Imagination is more important than knowledge. For while knowledge defines all we currently know and understand, imagination points to all we might yet discover and create.
When you turn 40, like yours truly :), you will seek new reasons from your childhood to understand how you’ve come to be the person you are now. Old titles then become your source of inspiration and new books are your guide to future self-growth.
We all learn from people who have experienced the journey before us. Do not feel disappointed if you have just discovered a book written in 1950. How many have heard of “The Absorbent Mind” by Maria Montessori which was written more than 80 years ago? Only those in the know (Montessorians) or want to know about childhood education would have heard of it or knew of the title. The author would not have written it if she had not felt so strongly about the subject.
2. Know the name of the language you want to speak.
Get involve with native people. If you can’t travel (no money, not willing to spare the time to travel), go online and meet them on social sites. Be specific and learn to pronounce the name of the language in other languages. Spanish, Spanyol, Espanol,西班牙. If you are passionate, you will want to find out every detail of how this language is spoken by people everywhere. Treat it like your mother or native tongue. Better yet, eat the food, sing their songs, dance to their music, get yourself immersed early even before you are ready to speak your first sentence.
3. Be realistic.
It is impossible to USE the 11 languages that you know how to speak. In practice, people need only 1 language to survive anyway. Bilingual people use two languages effectively only to get along with others who do not speak their native language.
There is only one universal language that works for everyone, the language of intuition. When one person is looking at you across the hall and smile, your intuition tells you he may be interested to get to know you. 😉 Your instinct guides you to either ignore it or smile back. Making new friends is just a smile away. I just met a new friend this week, a Korean woman who sends her daughter to school everyday like me. At first I thought she was Chinese. After the school bus drove off, we started chatting in English. Her English is not perfect. And I don’t know Korean. It does not matter. We could still communicate.

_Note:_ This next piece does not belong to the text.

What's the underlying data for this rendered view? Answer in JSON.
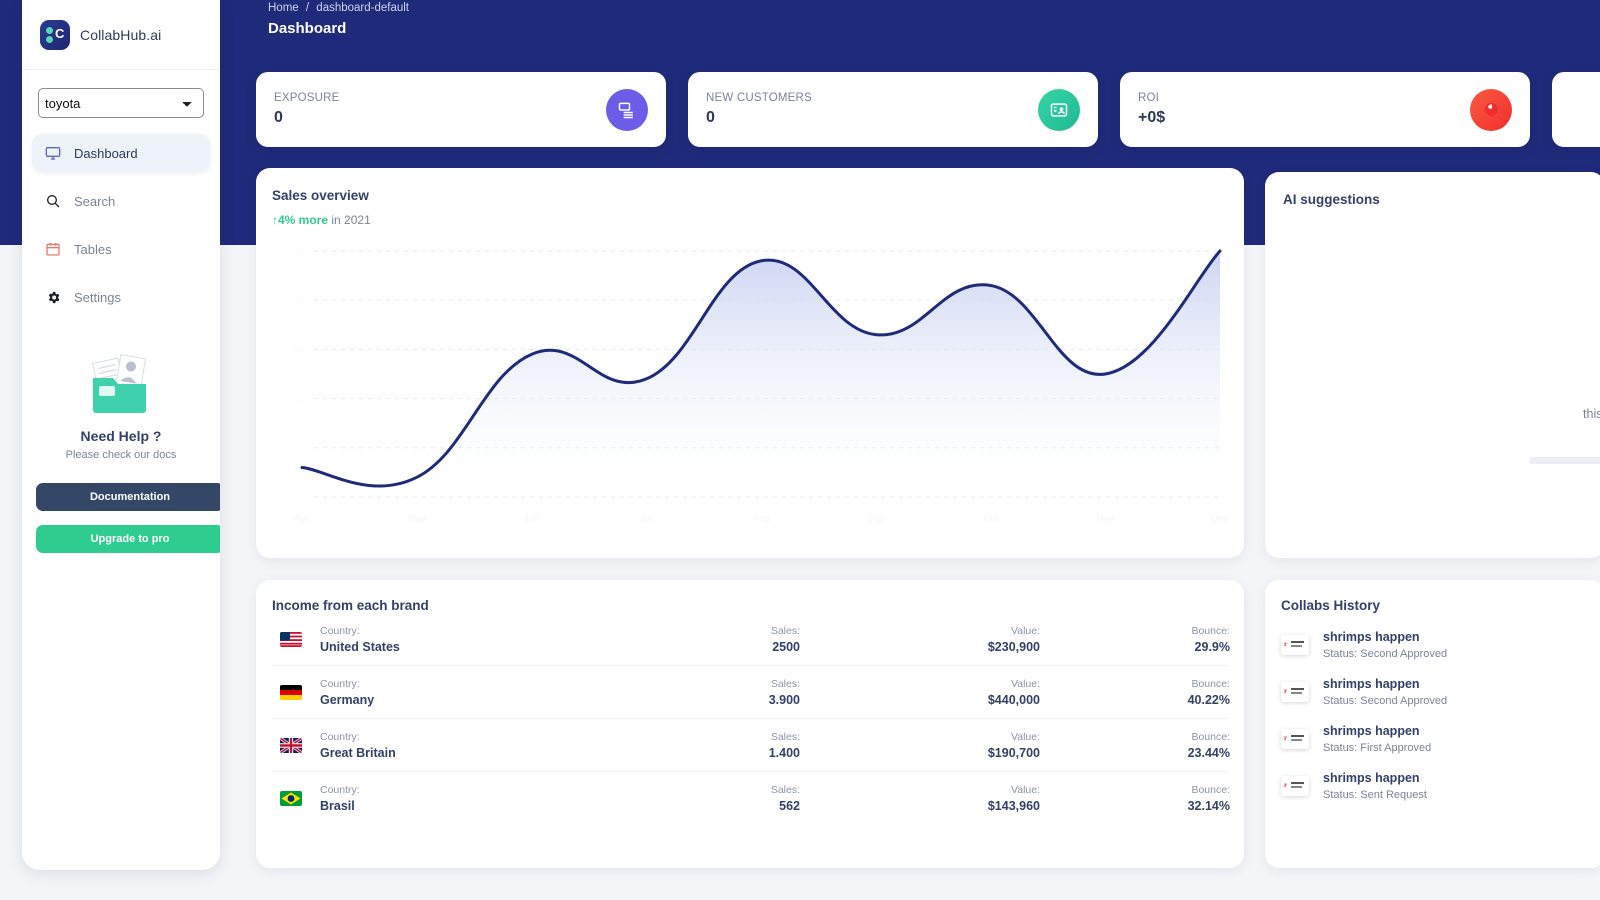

4. Choose your language carefully.
You may think that Hindi is not for you but as soon as you start listening to Hindi songs, you could sing the song at the first note. If you have been speaking a new language for many years and still speak with a native accent, it does not mean you are bad at learning languages. “Changing accents does not make you speak clearer”. Read more.
5. Be loyal to the language.
The language should feel simple and comfortable to use from the beginning. Drive yourself to succeed from the start. That will motivate you to do more and stay loyal overtime. Bilingualism is an acquired skills; there are many techniques and lesson plans. There is no subsititute and short cut to fluency.